» **TASK DETAILS**: Which lines of the records below contain the word "Exportar"? Show each one.
□ □ □
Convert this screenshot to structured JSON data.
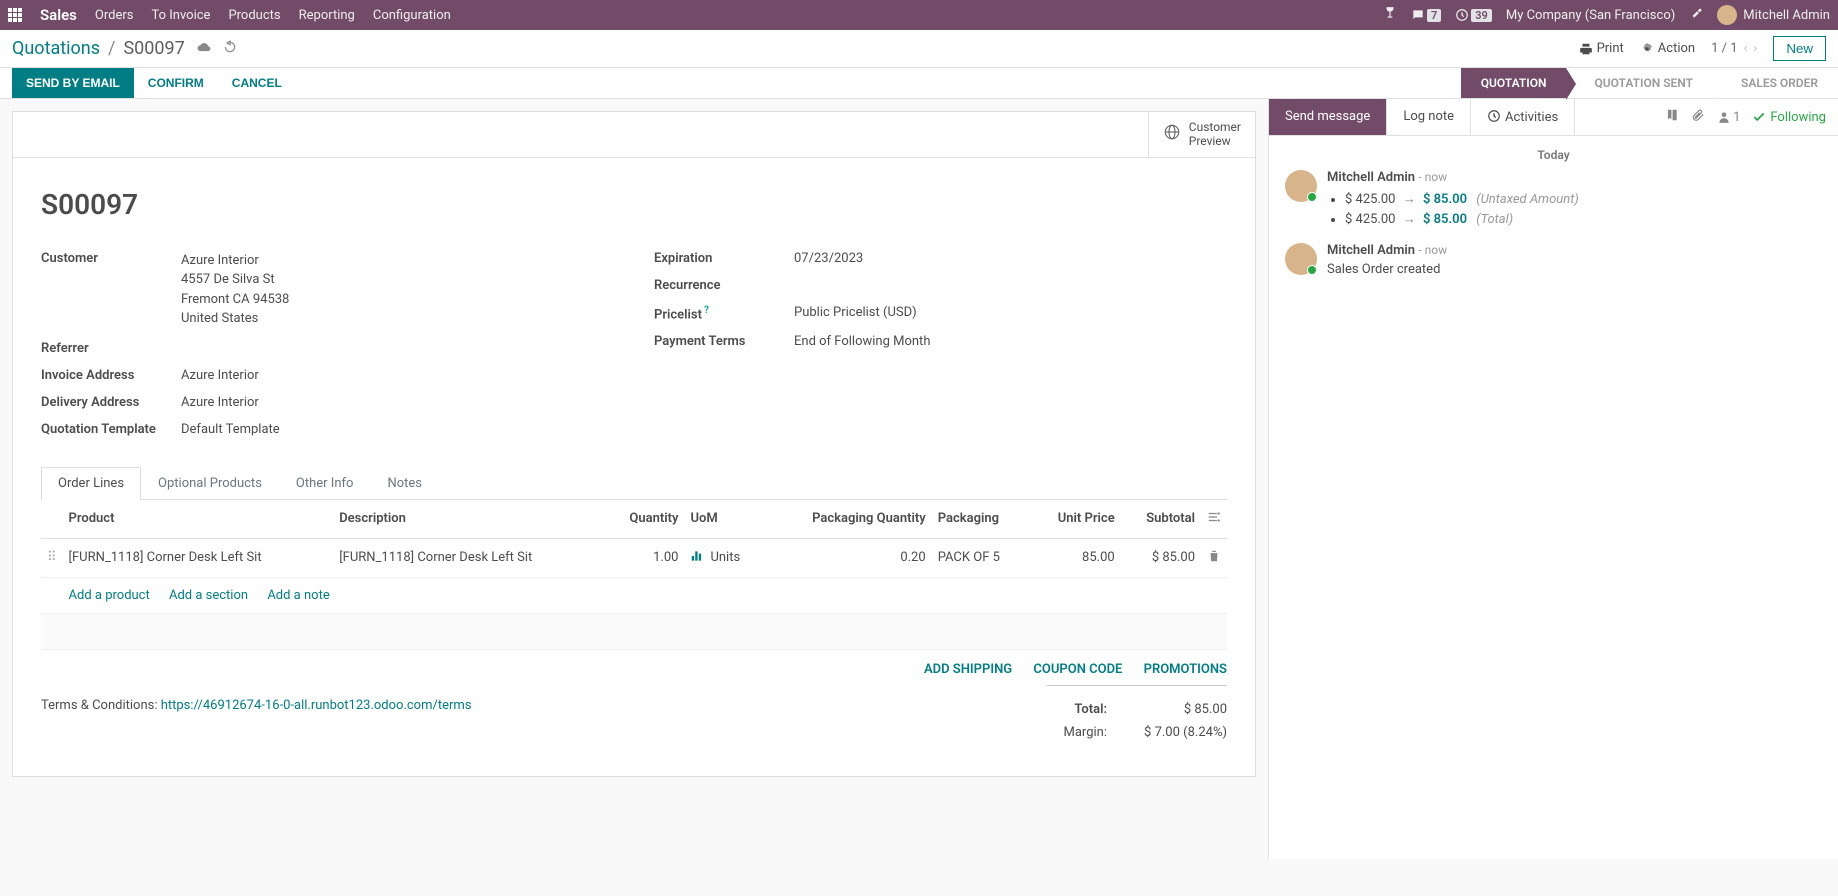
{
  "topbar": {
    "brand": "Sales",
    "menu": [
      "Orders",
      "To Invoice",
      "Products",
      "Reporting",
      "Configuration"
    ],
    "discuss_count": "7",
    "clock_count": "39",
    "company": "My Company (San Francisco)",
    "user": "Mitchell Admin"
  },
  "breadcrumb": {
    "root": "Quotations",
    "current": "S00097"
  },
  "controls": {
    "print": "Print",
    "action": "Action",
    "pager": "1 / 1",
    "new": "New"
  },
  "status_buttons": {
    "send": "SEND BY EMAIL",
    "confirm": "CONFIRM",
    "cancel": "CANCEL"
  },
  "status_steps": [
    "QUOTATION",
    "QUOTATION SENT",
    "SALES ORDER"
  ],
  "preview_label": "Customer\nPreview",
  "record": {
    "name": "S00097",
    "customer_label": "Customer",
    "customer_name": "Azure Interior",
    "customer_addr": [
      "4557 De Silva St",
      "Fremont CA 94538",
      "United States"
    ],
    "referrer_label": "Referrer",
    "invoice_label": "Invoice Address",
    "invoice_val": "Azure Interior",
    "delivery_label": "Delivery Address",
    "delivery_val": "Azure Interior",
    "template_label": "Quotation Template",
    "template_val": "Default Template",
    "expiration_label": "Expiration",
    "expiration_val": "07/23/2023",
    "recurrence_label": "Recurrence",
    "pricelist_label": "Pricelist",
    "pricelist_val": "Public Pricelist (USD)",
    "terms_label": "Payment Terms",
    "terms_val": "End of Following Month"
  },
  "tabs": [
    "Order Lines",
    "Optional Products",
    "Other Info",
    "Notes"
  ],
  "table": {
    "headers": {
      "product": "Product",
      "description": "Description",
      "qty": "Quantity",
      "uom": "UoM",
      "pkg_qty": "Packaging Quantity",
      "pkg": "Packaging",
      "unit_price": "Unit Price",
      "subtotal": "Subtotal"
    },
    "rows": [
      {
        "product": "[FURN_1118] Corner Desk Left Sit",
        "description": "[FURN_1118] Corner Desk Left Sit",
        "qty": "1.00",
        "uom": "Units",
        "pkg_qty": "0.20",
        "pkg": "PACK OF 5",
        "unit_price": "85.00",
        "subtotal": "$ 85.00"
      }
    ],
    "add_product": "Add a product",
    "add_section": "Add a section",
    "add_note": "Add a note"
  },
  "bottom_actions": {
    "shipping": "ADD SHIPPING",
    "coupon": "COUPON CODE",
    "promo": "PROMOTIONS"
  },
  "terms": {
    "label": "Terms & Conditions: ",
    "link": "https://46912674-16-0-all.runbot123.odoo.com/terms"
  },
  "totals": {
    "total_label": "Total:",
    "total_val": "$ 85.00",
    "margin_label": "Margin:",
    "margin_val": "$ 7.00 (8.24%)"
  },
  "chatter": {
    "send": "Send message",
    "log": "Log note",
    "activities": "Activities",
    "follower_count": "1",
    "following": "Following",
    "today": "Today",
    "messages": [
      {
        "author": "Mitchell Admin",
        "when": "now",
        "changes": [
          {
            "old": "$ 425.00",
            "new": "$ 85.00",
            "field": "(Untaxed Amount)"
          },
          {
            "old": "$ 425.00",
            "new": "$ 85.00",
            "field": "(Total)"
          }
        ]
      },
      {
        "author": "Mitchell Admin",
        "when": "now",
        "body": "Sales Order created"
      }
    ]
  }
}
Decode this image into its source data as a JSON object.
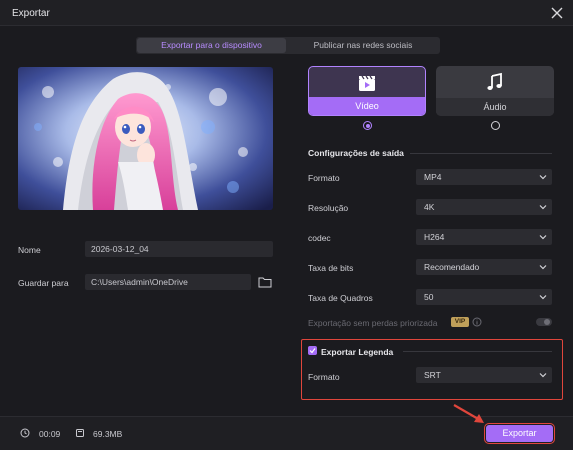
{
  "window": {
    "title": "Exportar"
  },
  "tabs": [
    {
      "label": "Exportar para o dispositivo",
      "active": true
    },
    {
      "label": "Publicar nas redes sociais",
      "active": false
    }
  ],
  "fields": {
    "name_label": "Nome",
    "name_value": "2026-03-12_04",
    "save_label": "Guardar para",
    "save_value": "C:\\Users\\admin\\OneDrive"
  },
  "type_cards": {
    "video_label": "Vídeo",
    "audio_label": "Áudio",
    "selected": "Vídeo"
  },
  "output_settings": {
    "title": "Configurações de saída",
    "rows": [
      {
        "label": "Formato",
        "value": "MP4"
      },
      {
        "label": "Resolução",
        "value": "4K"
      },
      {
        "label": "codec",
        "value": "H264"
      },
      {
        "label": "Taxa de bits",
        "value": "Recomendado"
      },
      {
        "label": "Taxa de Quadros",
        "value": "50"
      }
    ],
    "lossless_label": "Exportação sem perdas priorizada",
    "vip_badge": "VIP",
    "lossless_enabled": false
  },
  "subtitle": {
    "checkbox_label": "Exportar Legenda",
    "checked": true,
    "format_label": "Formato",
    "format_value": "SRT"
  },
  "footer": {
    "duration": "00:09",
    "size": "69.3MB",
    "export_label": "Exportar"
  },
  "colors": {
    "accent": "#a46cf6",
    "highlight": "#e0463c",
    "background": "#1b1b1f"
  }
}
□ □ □
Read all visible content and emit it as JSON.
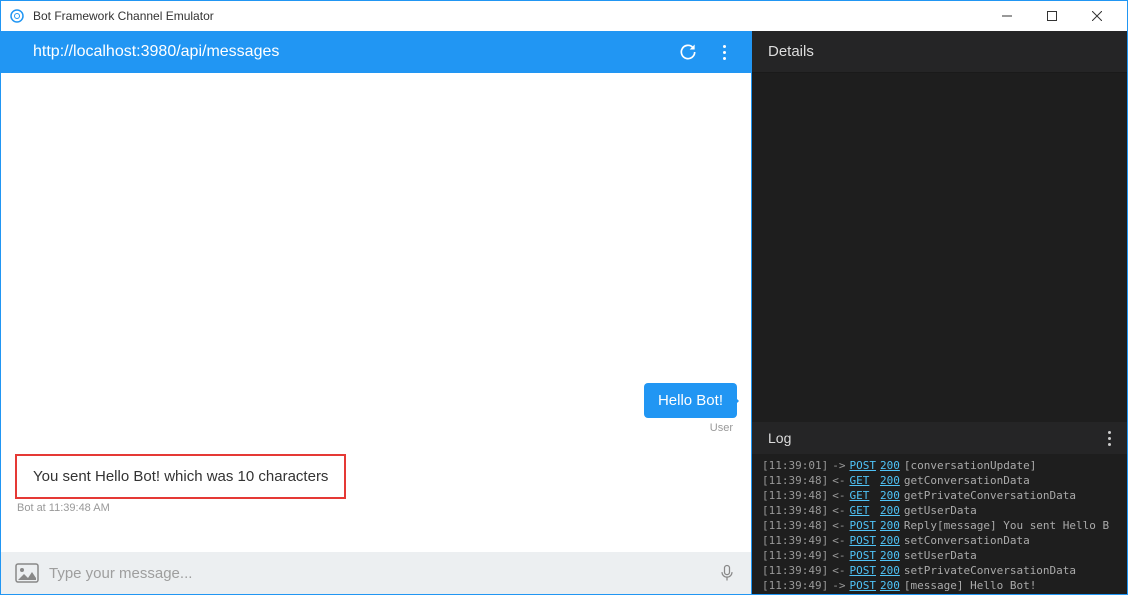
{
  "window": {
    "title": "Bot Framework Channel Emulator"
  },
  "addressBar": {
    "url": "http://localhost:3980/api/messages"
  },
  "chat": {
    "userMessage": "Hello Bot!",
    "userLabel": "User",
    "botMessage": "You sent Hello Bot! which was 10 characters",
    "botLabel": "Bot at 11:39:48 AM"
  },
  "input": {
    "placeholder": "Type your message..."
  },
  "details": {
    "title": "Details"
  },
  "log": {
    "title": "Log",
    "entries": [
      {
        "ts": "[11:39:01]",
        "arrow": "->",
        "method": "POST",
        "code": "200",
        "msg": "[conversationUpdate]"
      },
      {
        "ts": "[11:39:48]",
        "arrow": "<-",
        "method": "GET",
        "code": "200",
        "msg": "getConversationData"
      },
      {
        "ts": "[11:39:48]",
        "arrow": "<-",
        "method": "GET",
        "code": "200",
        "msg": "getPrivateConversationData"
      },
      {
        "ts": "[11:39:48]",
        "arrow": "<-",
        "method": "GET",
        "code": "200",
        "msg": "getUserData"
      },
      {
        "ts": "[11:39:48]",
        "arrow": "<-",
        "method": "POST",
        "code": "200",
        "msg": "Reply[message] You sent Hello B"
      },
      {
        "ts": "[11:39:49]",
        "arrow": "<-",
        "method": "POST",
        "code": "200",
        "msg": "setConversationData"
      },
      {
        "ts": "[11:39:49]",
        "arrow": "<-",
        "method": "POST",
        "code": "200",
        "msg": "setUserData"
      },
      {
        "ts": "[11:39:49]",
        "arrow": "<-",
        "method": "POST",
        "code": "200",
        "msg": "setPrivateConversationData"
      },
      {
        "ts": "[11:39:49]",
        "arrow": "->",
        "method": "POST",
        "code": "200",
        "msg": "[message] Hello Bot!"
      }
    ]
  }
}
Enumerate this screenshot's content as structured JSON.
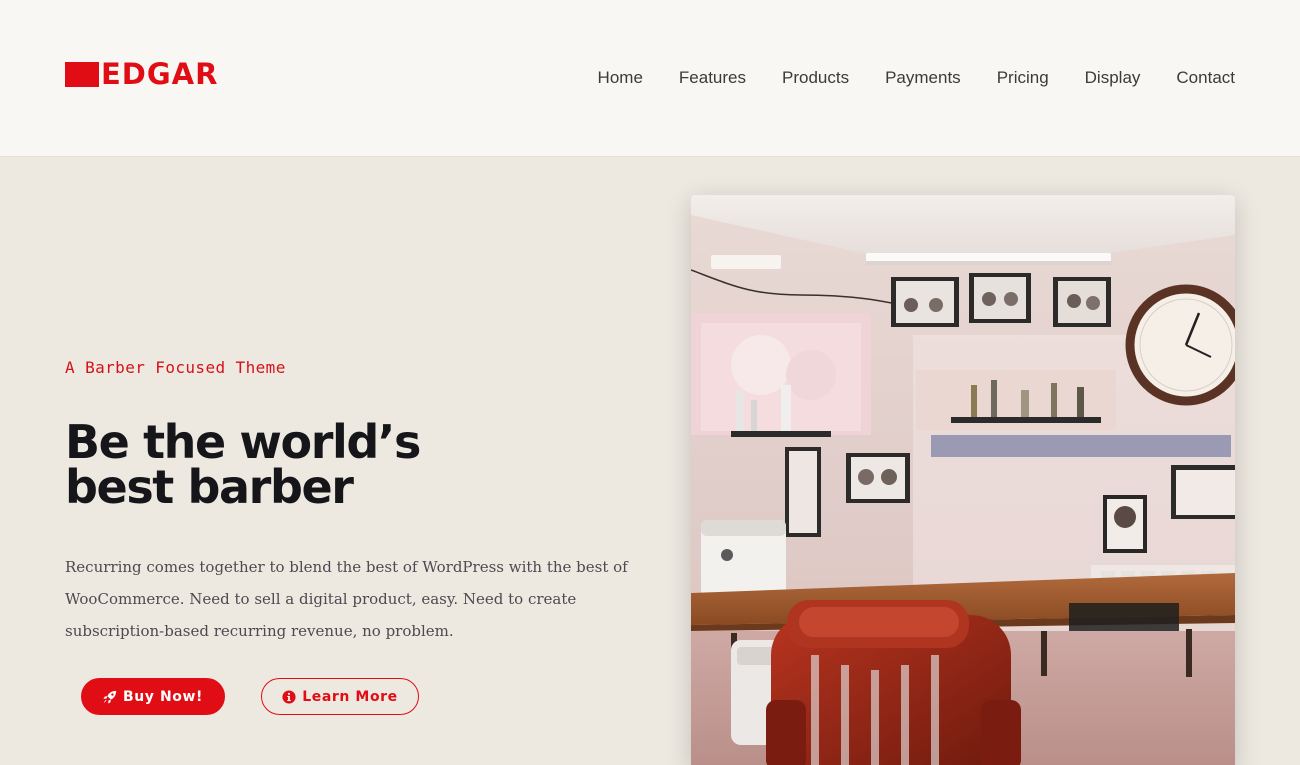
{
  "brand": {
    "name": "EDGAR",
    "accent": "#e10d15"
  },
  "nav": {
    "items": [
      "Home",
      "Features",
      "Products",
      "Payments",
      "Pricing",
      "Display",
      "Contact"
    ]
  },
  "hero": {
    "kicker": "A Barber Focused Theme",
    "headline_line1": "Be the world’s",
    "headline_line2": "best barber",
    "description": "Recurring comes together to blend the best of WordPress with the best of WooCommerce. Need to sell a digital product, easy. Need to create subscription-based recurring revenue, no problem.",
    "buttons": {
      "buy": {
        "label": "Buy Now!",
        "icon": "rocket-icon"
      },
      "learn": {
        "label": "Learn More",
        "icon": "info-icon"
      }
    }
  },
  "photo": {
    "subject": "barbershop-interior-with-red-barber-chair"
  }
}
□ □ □
» **SOLUTION**:
    "title": "Exportar"
      "label": "Exportar para o dispositivo",
    "checkbox_label": "Exportar Legenda",
    "export_label": "Exportar"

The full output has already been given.